Source records:
⟨
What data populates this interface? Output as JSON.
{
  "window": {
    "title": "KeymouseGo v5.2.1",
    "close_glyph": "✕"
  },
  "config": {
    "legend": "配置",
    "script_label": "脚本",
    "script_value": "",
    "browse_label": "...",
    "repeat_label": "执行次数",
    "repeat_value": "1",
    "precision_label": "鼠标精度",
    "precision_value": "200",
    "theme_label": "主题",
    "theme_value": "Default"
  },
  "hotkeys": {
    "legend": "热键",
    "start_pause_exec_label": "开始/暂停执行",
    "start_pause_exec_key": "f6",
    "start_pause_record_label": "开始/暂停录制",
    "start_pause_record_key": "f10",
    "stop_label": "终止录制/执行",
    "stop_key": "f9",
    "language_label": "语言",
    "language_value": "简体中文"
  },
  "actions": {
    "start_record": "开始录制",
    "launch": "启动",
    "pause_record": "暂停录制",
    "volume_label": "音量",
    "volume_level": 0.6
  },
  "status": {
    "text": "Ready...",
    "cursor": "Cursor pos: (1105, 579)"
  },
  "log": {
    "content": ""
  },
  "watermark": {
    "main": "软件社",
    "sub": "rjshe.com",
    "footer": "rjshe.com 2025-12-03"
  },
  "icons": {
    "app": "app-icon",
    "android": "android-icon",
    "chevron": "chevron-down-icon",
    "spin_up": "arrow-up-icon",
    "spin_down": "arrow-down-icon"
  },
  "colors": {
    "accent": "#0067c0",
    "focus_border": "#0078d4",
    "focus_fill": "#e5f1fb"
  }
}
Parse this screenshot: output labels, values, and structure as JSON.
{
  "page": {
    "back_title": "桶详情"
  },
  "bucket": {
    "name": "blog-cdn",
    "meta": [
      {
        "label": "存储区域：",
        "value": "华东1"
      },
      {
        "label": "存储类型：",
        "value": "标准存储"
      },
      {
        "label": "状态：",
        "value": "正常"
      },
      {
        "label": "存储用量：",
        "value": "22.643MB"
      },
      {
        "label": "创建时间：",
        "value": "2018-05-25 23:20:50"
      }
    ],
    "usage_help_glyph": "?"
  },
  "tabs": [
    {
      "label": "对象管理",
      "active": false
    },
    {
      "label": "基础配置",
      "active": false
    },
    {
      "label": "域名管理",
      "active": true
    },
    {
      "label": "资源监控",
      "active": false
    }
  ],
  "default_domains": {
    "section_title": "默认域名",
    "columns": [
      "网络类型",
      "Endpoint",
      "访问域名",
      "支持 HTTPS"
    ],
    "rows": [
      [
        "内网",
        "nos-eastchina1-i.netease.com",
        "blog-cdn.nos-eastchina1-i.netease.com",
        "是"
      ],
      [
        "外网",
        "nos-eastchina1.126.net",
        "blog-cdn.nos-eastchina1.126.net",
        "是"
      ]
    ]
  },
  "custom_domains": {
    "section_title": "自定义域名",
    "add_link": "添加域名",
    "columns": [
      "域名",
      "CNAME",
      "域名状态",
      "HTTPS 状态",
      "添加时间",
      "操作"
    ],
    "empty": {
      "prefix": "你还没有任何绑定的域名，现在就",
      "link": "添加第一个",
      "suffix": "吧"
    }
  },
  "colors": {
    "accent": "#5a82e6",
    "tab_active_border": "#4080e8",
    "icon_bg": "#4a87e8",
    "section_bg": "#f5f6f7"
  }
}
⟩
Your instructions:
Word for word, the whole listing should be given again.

Expected answer:
What data populates this interface? Output as JSON.
{
  "window": {
    "title": "KeymouseGo v5.2.1",
    "close_glyph": "✕"
  },
  "config": {
    "legend": "配置",
    "script_label": "脚本",
    "script_value": "",
    "browse_label": "...",
    "repeat_label": "执行次数",
    "repeat_value": "1",
    "precision_label": "鼠标精度",
    "precision_value": "200",
    "theme_label": "主题",
    "theme_value": "Default"
  },
  "hotkeys": {
    "legend": "热键",
    "start_pause_exec_label": "开始/暂停执行",
    "start_pause_exec_key": "f6",
    "start_pause_record_label": "开始/暂停录制",
    "start_pause_record_key": "f10",
    "stop_label": "终止录制/执行",
    "stop_key": "f9",
    "language_label": "语言",
    "language_value": "简体中文"
  },
  "actions": {
    "start_record": "开始录制",
    "launch": "启动",
    "pause_record": "暂停录制",
    "volume_label": "音量",
    "volume_level": 0.6
  },
  "status": {
    "text": "Ready...",
    "cursor": "Cursor pos: (1105, 579)"
  },
  "log": {
    "content": ""
  },
  "watermark": {
    "main": "软件社",
    "sub": "rjshe.com",
    "footer": "rjshe.com 2025-12-03"
  },
  "icons": {
    "app": "app-icon",
    "android": "android-icon",
    "chevron": "chevron-down-icon",
    "spin_up": "arrow-up-icon",
    "spin_down": "arrow-down-icon"
  },
  "colors": {
    "accent": "#0067c0",
    "focus_border": "#0078d4",
    "focus_fill": "#e5f1fb"
  }
}
Parse this screenshot: output labels, values, and structure as JSON.
{
  "page": {
    "back_title": "桶详情"
  },
  "bucket": {
    "name": "blog-cdn",
    "meta": [
      {
        "label": "存储区域：",
        "value": "华东1"
      },
      {
        "label": "存储类型：",
        "value": "标准存储"
      },
      {
        "label": "状态：",
        "value": "正常"
      },
      {
        "label": "存储用量：",
        "value": "22.643MB"
      },
      {
        "label": "创建时间：",
        "value": "2018-05-25 23:20:50"
      }
    ],
    "usage_help_glyph": "?"
  },
  "tabs": [
    {
      "label": "对象管理",
      "active": false
    },
    {
      "label": "基础配置",
      "active": false
    },
    {
      "label": "域名管理",
      "active": true
    },
    {
      "label": "资源监控",
      "active": false
    }
  ],
  "default_domains": {
    "section_title": "默认域名",
    "columns": [
      "网络类型",
      "Endpoint",
      "访问域名",
      "支持 HTTPS"
    ],
    "rows": [
      [
        "内网",
        "nos-eastchina1-i.netease.com",
        "blog-cdn.nos-eastchina1-i.netease.com",
        "是"
      ],
      [
        "外网",
        "nos-eastchina1.126.net",
        "blog-cdn.nos-eastchina1.126.net",
        "是"
      ]
    ]
  },
  "custom_domains": {
    "section_title": "自定义域名",
    "add_link": "添加域名",
    "columns": [
      "域名",
      "CNAME",
      "域名状态",
      "HTTPS 状态",
      "添加时间",
      "操作"
    ],
    "empty": {
      "prefix": "你还没有任何绑定的域名，现在就",
      "link": "添加第一个",
      "suffix": "吧"
    }
  },
  "colors": {
    "accent": "#5a82e6",
    "tab_active_border": "#4080e8",
    "icon_bg": "#4a87e8",
    "section_bg": "#f5f6f7"
  }
}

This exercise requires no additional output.